The Employment Non-Discrimination Act never really stood a chance of passing the Republican-controlled House during an election year, but it remained a symbolically heavy piece of legislation. And for good reason. It's a measure that would do the simple but important work of shielding LGBTQ employees from discrimination based on their sexual and/or gender identities. Discrimination that is completely legal in most states. It is a strange and sad thing to be living in a country where something so basic -- the right to show up to your probably crappy job -- is still being fought over, but here we are. Despite being utterly uncontroversial in its premise and even though LGBTQ groups and individuals fought exhaustively to ensure the strongest and most inclusive version of the bill moved forward, ENDA has languished in congressional purgatory for decades.
But the left may just have killed it, at least in its current form. Because it needed to be killed. This week, in the wake of the Supreme Court's disastrous and sweeping Hobby Lobby decision, progressive and LGBTQ groups one-by-one withdrew their support from the measure. But far from being demoralizing, there was something electric about the National Gay and Lesbian Task Force, the Transgender Law Center and the American Civil Liberties Union issuing biting condemnations of the measure's gaping exemptions for religious organizations, exemptions made all the more gaping by the high court's decision to grant a religious conscience to 90 percent of the corporations in the United States. The message behind the move was clear: We don't want a weak ENDA. A version of the bill with wide-ranging exemptions for the very organizations and companies most committed to discriminating against LGBTQ people was pointless, and an insult to those who fought hard for the measure over the last 20 years.
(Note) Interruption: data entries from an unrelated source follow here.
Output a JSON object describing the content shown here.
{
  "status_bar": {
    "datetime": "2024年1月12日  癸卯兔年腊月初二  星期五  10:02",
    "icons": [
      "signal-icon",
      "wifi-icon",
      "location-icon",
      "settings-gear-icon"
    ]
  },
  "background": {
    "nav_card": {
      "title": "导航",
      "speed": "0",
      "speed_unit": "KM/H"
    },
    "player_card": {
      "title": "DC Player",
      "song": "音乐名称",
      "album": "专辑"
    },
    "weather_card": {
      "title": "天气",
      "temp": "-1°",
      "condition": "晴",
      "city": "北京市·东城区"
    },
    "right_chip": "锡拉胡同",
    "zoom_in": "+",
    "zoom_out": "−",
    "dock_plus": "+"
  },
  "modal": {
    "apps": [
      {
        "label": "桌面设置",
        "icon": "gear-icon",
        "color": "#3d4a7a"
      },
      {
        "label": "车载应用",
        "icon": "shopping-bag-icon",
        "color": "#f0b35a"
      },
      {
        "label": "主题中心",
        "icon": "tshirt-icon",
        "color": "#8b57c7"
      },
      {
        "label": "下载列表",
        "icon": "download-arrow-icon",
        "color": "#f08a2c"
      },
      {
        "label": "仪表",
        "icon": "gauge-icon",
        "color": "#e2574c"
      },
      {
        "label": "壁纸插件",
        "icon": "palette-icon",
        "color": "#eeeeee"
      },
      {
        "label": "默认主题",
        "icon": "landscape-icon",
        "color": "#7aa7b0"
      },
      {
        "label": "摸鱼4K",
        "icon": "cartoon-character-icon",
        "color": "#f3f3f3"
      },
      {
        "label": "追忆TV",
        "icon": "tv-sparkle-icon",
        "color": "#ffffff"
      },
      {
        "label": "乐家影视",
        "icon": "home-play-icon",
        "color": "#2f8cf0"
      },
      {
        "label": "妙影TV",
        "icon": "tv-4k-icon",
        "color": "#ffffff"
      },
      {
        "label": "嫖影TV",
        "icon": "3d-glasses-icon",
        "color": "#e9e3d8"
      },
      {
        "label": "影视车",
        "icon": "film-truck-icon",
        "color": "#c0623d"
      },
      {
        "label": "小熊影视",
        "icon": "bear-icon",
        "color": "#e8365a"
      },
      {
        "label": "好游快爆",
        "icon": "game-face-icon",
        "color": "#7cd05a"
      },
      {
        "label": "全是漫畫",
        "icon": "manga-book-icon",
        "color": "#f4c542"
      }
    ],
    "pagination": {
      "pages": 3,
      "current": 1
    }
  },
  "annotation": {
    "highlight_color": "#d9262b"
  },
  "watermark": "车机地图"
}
The mass defection was also a direct challenge to President Obama and congressional Democrats to stop caving to ridiculous temper tantrums from an increasingly extreme -- and increasingly fickle when it comes to abiding by federal and state law -- contingent of the religious right. The Hobby Lobby decision may have been the breaking point, but momentum has been building in recent years behind claims from businesses and individuals who do not want to follow any law -- or any future law -- that could get in the way of their anti-LGBTQ bigotry or efforts to control women's lives and bodies.
"The morning the sun rose after the Supreme Court’s Hobby Lobby ruling, we all woke up in a changed and intensified landscape of religious exemptions being used as an excuse to discriminate." Task Force executive director Rea Carey wrote in the Advocate. "The reality is that while politics is about compromise, some compromises are too great."
As it stands, corporations no longer have to include birth control -- potentially any method of birth control -- in company insurance plans if they don't want to. The high court ruling has also opened the door to a host of other forms of discrimination, as long as they are rooted in "sincerely held" religious beliefs. This precedent bodes terribly -- terribly terribly -- for reproductive and LGBTQ rights, but it's bad news for religious liberty, too. The owners of Hobby Lobby and other Christian conservatives are taking a shallow victory lap, but the trend toward increased state intervention into matters of faith is trouble across the board. As David Post, a law professor at Temple University and a former clerk for Justice Ruth Bader Ginsburg, wrote this week in the Washington Post, the ruling effectively invited the courts to examine "whether a plaintiff’s objection is 'on religious grounds,' and part of a 'sincere' religious belief system" -- an uncomfortable breach of the First Amendment’s Free Exercise Clause, meant to prevent government intrusion and inquiry into matters of personal faith.
Ginsburg issued the same warning in her powerful dissent. "Approving some religious claims while deeming others unworthy of accommodation could be ‘perceived as favoring one religion over another,’ the very ‘risk the [Constitution's] Establishment Clause was designed to preclude," she wrote. The high court just found in favor of corporate personhood -- again -- and basically gave the finger to women and LGBTQ people, but they also brought the state into churches and mosques and synagogues across the country.
In the immediate term, the progressive move to kill ENDA is an agonizing but necessary development. The protections guaranteed in the legislation are urgently needed, and in some ways -- at least for now -- conservative obstructionism and tantrums are setting the policy agenda. But it's also an encouraging sign that this is a fight the left is in for the long run. The Christian right wants to live above the law, and so far they've been wildly successful at getting what they want. But the progressive left -- led by a coalition of LGBTQ organizations -- is finally poised to fight hard against the trend, and to push Congress and Obama to do the same. Killing ENDA in its current neutered form is hopefully just the beginning of an embolden progressive movement reclaiming the terms of the debate. We're already seeing some movement from Democrats in Congress fighting back against corporate overreach and cynical religious claims, but there's so much more work to be done.